What the task requires:
For every line in the material below that holds "title", report the line.

■ ■ ■

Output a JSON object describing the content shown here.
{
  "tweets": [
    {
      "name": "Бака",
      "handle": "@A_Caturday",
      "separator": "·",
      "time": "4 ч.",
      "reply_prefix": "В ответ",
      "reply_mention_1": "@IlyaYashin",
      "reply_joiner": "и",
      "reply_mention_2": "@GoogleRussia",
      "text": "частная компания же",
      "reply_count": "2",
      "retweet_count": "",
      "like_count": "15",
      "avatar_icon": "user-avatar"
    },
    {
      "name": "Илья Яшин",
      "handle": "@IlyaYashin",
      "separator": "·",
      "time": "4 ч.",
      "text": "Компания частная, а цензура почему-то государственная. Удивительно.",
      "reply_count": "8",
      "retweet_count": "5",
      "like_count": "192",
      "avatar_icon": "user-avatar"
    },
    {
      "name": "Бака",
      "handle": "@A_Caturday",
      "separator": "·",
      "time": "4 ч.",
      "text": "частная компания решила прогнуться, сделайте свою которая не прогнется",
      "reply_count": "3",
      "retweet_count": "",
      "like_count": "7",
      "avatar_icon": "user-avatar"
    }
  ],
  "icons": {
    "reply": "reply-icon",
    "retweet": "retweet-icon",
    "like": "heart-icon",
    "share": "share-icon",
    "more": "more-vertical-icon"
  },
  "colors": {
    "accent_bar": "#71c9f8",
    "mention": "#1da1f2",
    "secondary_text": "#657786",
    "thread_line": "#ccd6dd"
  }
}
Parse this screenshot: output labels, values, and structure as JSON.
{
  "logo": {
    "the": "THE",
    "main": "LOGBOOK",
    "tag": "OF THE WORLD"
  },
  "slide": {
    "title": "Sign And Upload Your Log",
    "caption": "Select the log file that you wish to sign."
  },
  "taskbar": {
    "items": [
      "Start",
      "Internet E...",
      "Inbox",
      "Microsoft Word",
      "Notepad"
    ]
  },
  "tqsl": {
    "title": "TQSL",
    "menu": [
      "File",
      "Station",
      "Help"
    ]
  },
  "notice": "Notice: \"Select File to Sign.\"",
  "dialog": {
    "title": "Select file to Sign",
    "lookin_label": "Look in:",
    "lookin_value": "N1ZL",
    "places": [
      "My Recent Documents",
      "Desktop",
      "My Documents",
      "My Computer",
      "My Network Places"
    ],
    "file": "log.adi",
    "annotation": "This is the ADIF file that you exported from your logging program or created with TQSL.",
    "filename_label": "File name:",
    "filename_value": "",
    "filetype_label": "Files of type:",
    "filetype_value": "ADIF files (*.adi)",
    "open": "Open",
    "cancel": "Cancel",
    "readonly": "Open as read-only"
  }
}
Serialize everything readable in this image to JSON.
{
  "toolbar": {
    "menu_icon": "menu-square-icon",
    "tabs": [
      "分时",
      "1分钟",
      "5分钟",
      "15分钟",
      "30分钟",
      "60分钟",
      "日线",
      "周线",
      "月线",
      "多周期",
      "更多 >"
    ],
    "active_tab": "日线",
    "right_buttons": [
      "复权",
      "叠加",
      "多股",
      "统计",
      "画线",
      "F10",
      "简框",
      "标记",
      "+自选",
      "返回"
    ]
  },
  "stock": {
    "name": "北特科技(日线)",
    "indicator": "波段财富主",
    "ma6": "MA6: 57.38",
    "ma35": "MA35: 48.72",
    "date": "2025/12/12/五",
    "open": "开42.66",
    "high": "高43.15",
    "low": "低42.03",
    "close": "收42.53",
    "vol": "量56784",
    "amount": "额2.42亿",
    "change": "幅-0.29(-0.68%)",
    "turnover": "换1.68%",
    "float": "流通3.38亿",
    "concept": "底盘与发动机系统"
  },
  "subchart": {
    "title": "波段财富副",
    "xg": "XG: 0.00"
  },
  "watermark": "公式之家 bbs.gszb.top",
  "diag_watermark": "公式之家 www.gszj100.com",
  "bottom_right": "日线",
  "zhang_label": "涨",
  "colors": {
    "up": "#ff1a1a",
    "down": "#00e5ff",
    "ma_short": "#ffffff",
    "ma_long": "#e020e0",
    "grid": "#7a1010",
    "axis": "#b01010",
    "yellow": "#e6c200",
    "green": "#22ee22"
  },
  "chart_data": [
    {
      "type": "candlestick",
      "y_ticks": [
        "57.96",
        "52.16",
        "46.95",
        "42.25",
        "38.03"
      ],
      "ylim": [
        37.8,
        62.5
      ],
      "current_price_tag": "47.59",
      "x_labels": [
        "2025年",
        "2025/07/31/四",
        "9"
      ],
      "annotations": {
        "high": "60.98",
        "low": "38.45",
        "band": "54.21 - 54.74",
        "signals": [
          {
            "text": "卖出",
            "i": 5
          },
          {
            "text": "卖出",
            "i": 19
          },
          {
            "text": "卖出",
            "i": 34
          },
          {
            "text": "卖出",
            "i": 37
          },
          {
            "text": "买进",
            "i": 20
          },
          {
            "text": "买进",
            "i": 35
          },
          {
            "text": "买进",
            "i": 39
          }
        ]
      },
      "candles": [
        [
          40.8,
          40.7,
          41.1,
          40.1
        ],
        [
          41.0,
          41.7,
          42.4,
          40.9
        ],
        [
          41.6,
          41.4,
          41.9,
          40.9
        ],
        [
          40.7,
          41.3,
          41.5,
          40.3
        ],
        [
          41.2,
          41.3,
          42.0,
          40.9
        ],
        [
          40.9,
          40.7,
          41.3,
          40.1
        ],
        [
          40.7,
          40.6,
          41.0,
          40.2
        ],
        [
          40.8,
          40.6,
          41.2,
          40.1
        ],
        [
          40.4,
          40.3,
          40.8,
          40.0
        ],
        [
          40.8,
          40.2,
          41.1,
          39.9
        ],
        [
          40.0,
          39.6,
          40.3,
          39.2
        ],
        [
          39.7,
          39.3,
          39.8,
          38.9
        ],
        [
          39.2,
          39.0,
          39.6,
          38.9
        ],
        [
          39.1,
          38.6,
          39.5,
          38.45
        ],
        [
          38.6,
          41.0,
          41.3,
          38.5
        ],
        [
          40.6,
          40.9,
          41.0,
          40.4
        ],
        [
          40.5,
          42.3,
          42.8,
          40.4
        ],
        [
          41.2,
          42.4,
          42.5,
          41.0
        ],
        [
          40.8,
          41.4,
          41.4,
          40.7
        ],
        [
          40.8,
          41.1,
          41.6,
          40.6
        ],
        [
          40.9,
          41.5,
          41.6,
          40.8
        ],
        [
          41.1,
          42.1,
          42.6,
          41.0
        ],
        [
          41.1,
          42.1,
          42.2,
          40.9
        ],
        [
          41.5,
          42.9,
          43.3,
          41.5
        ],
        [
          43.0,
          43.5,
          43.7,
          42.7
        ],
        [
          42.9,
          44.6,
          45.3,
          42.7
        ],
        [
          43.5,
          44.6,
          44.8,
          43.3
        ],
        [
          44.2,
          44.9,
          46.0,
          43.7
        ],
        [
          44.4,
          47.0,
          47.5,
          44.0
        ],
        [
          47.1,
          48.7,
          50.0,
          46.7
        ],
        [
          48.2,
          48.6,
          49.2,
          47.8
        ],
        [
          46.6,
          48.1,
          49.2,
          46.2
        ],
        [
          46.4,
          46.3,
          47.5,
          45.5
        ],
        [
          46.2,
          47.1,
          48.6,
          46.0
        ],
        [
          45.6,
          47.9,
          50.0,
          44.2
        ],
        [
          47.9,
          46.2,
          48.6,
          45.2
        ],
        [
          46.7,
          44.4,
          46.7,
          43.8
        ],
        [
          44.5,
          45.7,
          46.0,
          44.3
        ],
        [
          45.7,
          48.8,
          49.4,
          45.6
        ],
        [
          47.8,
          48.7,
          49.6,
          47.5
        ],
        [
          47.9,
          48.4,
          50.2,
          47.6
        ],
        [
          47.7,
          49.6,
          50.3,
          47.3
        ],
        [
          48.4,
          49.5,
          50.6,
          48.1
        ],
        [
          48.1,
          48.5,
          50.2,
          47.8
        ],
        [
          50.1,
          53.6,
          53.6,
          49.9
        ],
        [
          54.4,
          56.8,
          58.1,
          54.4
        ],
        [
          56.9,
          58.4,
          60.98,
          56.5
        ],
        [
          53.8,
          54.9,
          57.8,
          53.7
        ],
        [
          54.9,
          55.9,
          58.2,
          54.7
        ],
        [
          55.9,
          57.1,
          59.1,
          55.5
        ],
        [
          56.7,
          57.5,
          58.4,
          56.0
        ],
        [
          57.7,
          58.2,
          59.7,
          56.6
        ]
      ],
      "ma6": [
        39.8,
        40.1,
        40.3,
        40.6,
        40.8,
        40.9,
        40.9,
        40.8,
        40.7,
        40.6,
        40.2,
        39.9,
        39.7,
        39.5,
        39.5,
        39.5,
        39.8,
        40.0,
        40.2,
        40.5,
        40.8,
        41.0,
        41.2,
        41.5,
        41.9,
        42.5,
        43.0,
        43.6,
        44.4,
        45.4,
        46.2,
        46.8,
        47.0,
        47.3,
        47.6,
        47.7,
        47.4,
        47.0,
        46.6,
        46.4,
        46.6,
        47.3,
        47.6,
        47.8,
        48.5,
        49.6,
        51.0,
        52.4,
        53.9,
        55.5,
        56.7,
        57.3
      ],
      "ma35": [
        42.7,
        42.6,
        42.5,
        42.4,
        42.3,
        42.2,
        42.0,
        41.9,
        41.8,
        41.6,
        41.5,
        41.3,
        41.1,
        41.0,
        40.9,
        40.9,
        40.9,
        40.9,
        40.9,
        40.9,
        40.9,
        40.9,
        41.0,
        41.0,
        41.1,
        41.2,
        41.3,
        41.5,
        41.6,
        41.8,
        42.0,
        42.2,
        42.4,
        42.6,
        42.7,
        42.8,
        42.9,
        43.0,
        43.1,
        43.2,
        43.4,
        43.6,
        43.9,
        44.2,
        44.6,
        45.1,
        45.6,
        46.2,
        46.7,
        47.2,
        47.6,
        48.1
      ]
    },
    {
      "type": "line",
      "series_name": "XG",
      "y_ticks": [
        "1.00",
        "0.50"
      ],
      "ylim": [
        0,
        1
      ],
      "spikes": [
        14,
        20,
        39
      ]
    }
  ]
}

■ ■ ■

Response:
    "title": "Sign And Upload Your Log",
    "title": "TQSL",
    "title": "Select file to Sign",
    "title": "波段财富副",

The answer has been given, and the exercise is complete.